A company I work for is a fortune 500 that has a 100% rating on the HRC Corporate Equality Index for 2010. It has sexual orientation and gender identity or expression in its EEO statement. Tis company is also involved in the community with various activities, including having Boy Scout and Girl Scout activities on campus. The company also has a Diversity Council as well as an LGBT PRIDE Affinity Group. I am the president of the LGBT PRIDE Affinity Group and also a member of the Diversity Council. The local Ethics Office head is also a member of the LGBT PRIDE Affinity Group.
A few weeks ago, a Boy Scout Merit Badge clinic was held on company property by one of the management clubs of the company and was open to all company employees to help with the clinic. Our Affinity Group is only a year old and we have been looking for activities to partner with other company clubs/organizations.
I saw an oportunity. When we formed the affinity group, the company was very insistant that the group was open to all individuals, even to the the point of refusing to allow “confidential” memberships to those that were uncomfortable being associated with PRIDE because they did not want to “Out” themselves. So, when this Boy Scout clinic came along, I asked our group if they wanted to participate in the clinic. We had a few agree, so I asked our member who is the Ethics site Director to ask if our PRIDE AG could volunteer at the clinic.
What really made the request fun, was I mentioned to the Ethics Director that the company really could not say “No”, given their EEO policy and Diversity and Inclusion statements before he took the request to management.

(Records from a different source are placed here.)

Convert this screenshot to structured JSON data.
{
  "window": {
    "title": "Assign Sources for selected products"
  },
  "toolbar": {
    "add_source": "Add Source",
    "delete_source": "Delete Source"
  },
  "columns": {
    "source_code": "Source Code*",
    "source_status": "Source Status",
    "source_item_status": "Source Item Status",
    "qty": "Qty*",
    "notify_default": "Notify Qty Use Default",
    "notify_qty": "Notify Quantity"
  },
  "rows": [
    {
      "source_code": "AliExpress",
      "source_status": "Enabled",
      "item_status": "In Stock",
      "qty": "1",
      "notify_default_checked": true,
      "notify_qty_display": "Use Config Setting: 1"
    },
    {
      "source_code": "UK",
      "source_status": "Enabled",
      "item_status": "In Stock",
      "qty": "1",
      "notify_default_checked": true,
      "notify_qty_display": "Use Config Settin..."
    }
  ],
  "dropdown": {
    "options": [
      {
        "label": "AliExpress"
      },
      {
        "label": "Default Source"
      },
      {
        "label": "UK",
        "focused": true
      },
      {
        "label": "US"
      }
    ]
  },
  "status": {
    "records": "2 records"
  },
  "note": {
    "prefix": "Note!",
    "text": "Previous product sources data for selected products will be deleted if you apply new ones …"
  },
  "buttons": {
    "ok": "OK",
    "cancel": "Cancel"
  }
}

Management did not say “No” to our request, what they said was “Given the history and policies of the Boy Scouts, our AG should look for some other venue to volunteer at.”
Bottom line, our Ethics Director and Executive Sponsor have the action to come up with a presentation that will be approved by the AG officers and then the Director and Sponsor with make the presentation to the company management to educate them where they are defficient in following their owm policies.
Longer part after the fold.
After we were told to take our volunteer efforts elsewhere, I wrote a letter to the Ethics Director and the Executive Sponsor pointing out how the Ethics Director, by being a member of the AG could no longer participate in Boy Scout activities, how he was now guilty by association with being immoral in the eyes of the Boy Scout leadership. I let them know that I was not againsthaving the Boy Scout clinic again next year, the company should invite the Boy Scouts back but that the company should make it clear to the Boy Scouts that all company employees are eligible to volunteer and that some employees may be LGBT or non-religious. I said the company should let the Boy Scouts decide if they want to come back, not have the company decide what employees cannot participate.
The Executive Sponsor and the Ethics Director and I sat down for a conversation over my letter and we discussed how the company was not as far along on the Inclusion front as the sponsor and Ethics Director thought we were and that is when they came up with the idea to educate management of their deficency and the need to follow policy.
Another part of the story was when our AG went to put out the minutes of the group meeting where we talked about participating in the Boy Scout clinic. When the Secretary got the input from management asking us not to participate, the Secretary decided to delete all portions relating to even thinking about participating in the Boy Scout Event so we would not upset the members about being discriminated against. This was after the Executive Sponsor and the Ethics Director had already approved a version of the minutes with the Bot Scout turn down included.
From my perspective, I think our PRIDE AG is making an effort at increasing inclusion at our company.